__Work instructions__
When the data below is printed, every line must match exactly and the images must be absent.

__Recorded information__

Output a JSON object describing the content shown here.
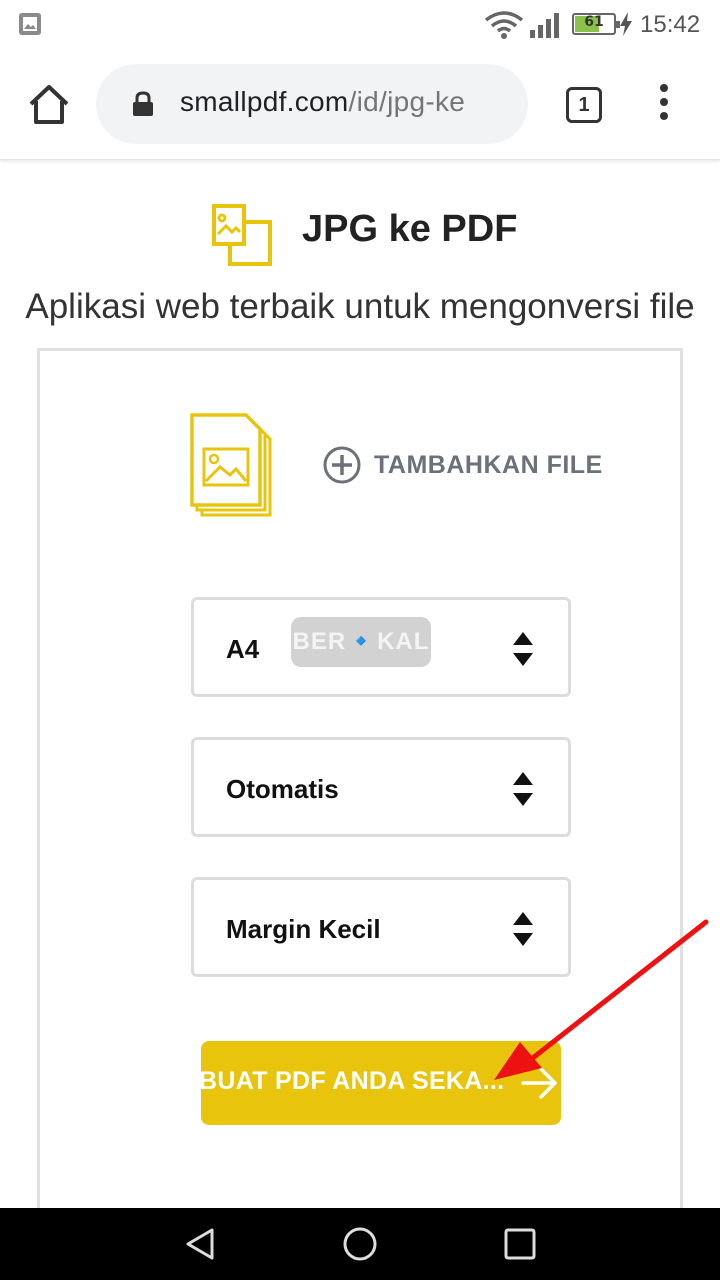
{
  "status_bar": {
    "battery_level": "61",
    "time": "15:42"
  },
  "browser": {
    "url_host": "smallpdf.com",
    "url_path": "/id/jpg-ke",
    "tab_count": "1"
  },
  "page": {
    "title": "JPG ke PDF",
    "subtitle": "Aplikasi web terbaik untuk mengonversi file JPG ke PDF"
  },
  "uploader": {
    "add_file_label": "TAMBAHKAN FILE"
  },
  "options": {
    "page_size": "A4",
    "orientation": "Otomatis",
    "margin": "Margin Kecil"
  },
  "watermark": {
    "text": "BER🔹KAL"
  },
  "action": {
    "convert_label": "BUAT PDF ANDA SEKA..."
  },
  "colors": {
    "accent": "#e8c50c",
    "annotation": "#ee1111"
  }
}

__Solution to this exercise__
Output a JSON object describing the content shown here.
{
  "status_bar": {
    "battery_level": "61",
    "time": "15:42"
  },
  "browser": {
    "url_host": "smallpdf.com",
    "url_path": "/id/jpg-ke",
    "tab_count": "1"
  },
  "page": {
    "title": "JPG ke PDF",
    "subtitle": "Aplikasi web terbaik untuk mengonversi file JPG ke PDF"
  },
  "uploader": {
    "add_file_label": "TAMBAHKAN FILE"
  },
  "options": {
    "page_size": "A4",
    "orientation": "Otomatis",
    "margin": "Margin Kecil"
  },
  "watermark": {
    "text": "BER🔹KAL"
  },
  "action": {
    "convert_label": "BUAT PDF ANDA SEKA..."
  },
  "colors": {
    "accent": "#e8c50c",
    "annotation": "#ee1111"
  }
}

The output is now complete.